As soon as there is a breach i.e. tenant fails to pay rent as and when it becomes due; the tenant should be placed on written notice that the breach be remedied within prescribed period (varies from lease to lease) failing which the lease will be cancelled. If the tenant fails to remedy the breach a second written notice must be delivered which effectively cancels the lease agreement and demands the tenant vacates the premises.

In certain instances this swift response will result in the tenant vacating and no financial loss because the landlord simply retains the deposit. A problem arises when the landlord only reacts after months of non-payment by the tenant, and If the tenant refuses to vacate there is no other option but to commence eviction proceedings in terms of Prevention of Illegal Eviction of Land Act 19 of 1998 (“PIE”).

A landlord will need the assistance of an attorney to make the eviction application. An eviction application can cost anything from R 5000 upwards depending on the circumstances and can take as long as 6 months to get the tenant out, hence the saying prevention is better than cure. An eviction application is quite an involved process and we will not get into the nitty gritty of it here. Suffice it to say that the application is brought on affidavit setting out the breach and consequent cancellation.
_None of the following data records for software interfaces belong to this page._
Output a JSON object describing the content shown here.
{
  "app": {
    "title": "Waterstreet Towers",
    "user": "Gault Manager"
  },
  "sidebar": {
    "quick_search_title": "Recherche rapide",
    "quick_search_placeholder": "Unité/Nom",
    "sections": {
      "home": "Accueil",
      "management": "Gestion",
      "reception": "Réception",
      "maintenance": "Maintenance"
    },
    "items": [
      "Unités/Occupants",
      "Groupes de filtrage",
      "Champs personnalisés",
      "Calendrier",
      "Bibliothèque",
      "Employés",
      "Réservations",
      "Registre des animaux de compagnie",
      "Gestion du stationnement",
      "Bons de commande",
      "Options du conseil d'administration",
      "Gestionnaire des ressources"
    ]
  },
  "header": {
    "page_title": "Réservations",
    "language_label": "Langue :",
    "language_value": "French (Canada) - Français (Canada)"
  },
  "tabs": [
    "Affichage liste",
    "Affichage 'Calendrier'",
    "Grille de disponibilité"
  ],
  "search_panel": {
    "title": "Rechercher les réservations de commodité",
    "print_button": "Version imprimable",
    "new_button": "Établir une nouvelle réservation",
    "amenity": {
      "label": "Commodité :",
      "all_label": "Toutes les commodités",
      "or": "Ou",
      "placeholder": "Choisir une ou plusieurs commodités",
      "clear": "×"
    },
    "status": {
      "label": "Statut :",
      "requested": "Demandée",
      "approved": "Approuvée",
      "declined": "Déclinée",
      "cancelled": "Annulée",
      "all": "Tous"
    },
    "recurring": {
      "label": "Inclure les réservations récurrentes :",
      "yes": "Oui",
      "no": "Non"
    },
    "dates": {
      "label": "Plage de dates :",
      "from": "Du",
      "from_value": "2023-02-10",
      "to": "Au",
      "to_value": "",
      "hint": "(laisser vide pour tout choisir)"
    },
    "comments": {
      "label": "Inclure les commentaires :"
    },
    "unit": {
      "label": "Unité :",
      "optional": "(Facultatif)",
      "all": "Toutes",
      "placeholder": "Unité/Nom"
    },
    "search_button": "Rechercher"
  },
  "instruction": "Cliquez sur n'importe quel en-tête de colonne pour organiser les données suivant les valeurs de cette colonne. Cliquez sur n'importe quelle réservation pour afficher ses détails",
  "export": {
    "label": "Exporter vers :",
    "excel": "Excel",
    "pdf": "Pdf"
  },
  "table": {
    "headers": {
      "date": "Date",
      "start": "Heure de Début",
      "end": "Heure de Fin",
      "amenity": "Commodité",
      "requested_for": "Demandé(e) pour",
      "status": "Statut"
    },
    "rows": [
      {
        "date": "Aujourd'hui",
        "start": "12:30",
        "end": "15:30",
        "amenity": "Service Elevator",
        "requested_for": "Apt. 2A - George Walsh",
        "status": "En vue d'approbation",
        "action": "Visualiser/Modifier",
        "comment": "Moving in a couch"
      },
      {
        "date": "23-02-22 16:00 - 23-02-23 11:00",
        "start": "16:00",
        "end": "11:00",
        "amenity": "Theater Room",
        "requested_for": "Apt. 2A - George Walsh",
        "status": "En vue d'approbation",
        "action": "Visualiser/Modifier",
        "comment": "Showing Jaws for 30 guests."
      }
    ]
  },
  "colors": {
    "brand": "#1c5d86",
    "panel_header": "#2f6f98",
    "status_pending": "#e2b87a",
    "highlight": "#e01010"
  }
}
A date for the hearing must be obtained and the application must be served according to PIE. At the hearing date an eviction order will be granted ordering the tenant to vacate usually within 1 month, failing which the sheriff is directed to remove the troublesome tenant.

In summary:-

1. Draw up a written lease agreement;
2. know your rights and obligations in terms of the lease agreement;
3. carry out and record pre and post lease inspection;
4. when there is a breach in the lease agreement act swiftly to remedy the breach; and
5. if the breach persists instruct an attorney to commence eviction application as soon as possible.

This is a brief introduction to protecting rental income and evictions, it is not intended to constitute legal advice which is subject to particular facts, circumstances and the law at the time. Any liability that would or could arise from the contents hereof is hereby excluded.

Wafiq Davids is a partner at Davids & Partners, 5 Spring Street, Woodstock.

tel: 021 448 5110 |cell: 083 5764587 |email: wafiq@davidslaw.co.za